Determining Home State for Custody Under the UCCJEA
June 28, 2013
When a child lives in one state and a parent files for custody of that child in another state a question of jurisdiction over which state can hear the custody case arises. The Pennsylvania Supreme Court has ruled that in such situations the Uniform Child Custody Jurisdiction Enforcement Act (UCCJEA) 23 Pa C.S.A. § 5401 applies.
So, for example, if Father lives in Pennsylvania and Mother lives in Maryland and Father files for custody of the child in Pennsylvania and Mother wants the case to be heard in Maryland, and asks the Pennsylvania court to defer jurisdiction to Maryland, how is the proper forum determined? In cases such as this, Pennsylvania will use the Uniform Child Custody Jurisdiction Enforcement Act or the UCCJEA.
Under the UCCJEA a Pennsylvania court will look to the child's “home state” to determine jurisdiction. The child's home state is determined by the place that the child resided for six months consecutively immediately preceding the filing of the custody action. The UCCJEA provides that “the state with the closest connections to, and the most evidence regarding a child should decide a child's custody.” If the child is very young, or has moved around a lot, and has no home state, then the courts use other factors to determine home state. Among those other factors are significant contacts the Child has with the jurisdiction, such as family contacts, medical contacts, school, etc. The Court also may consider which jurisdiction is more convenient for the child.

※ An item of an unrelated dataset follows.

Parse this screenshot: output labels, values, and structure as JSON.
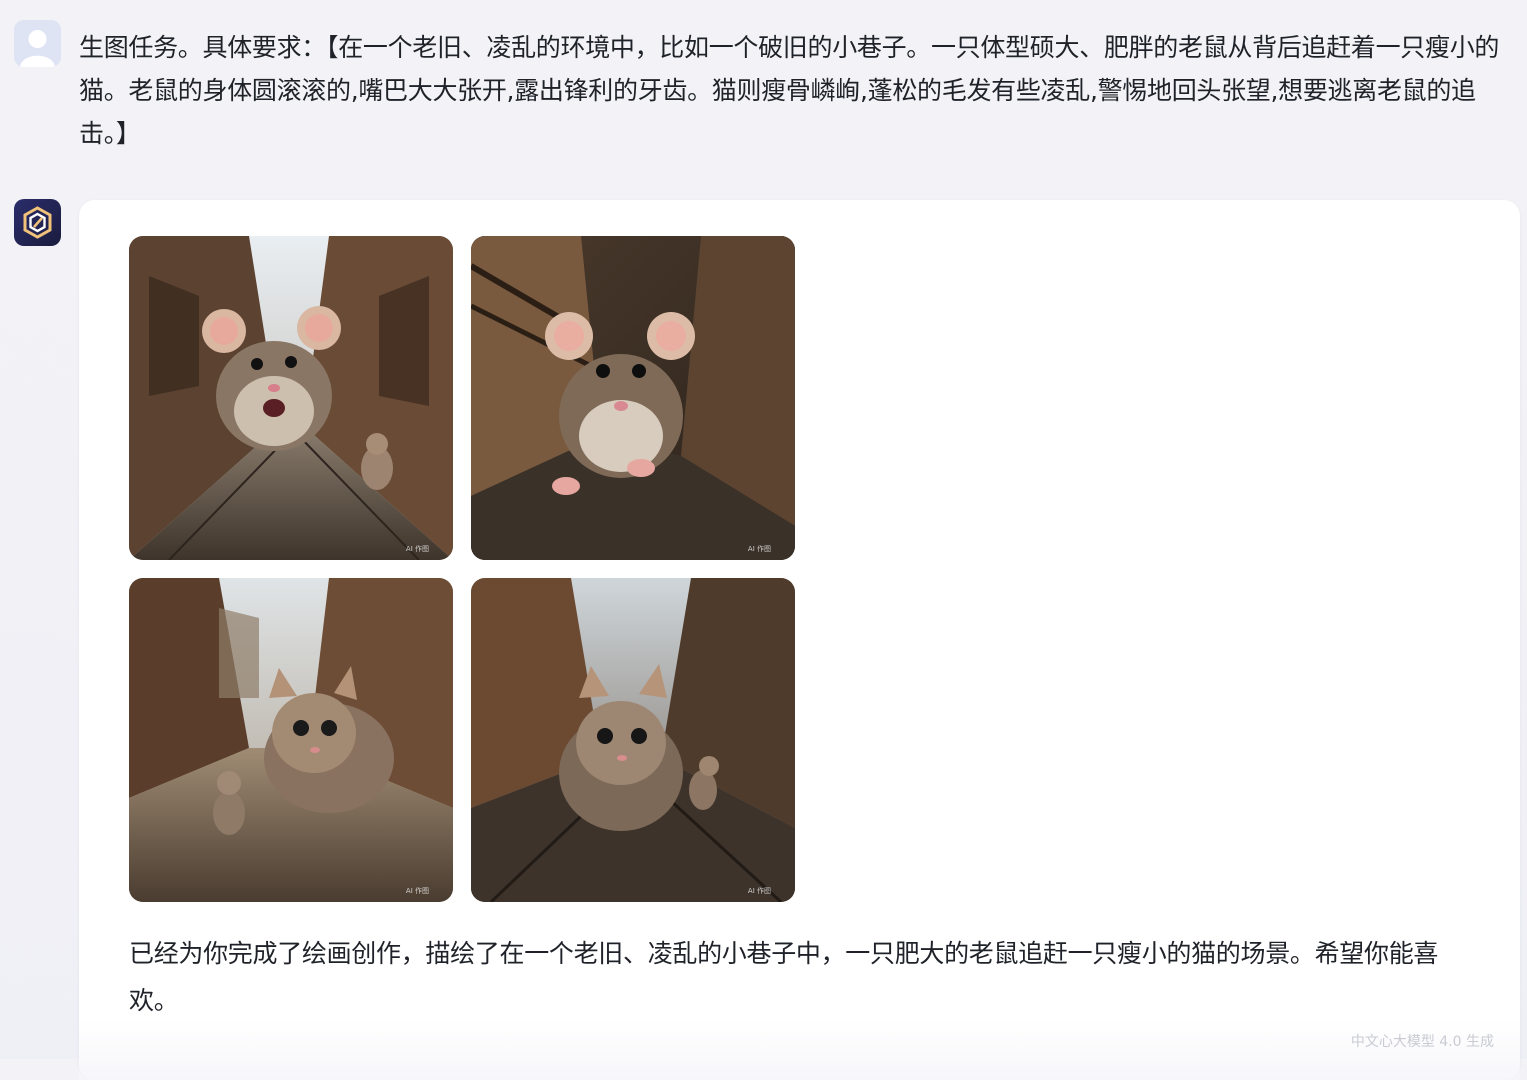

If you are involved in a custody case where more than one state is involved, you may wish to consult with your attorney about determining the state where the case should be decided.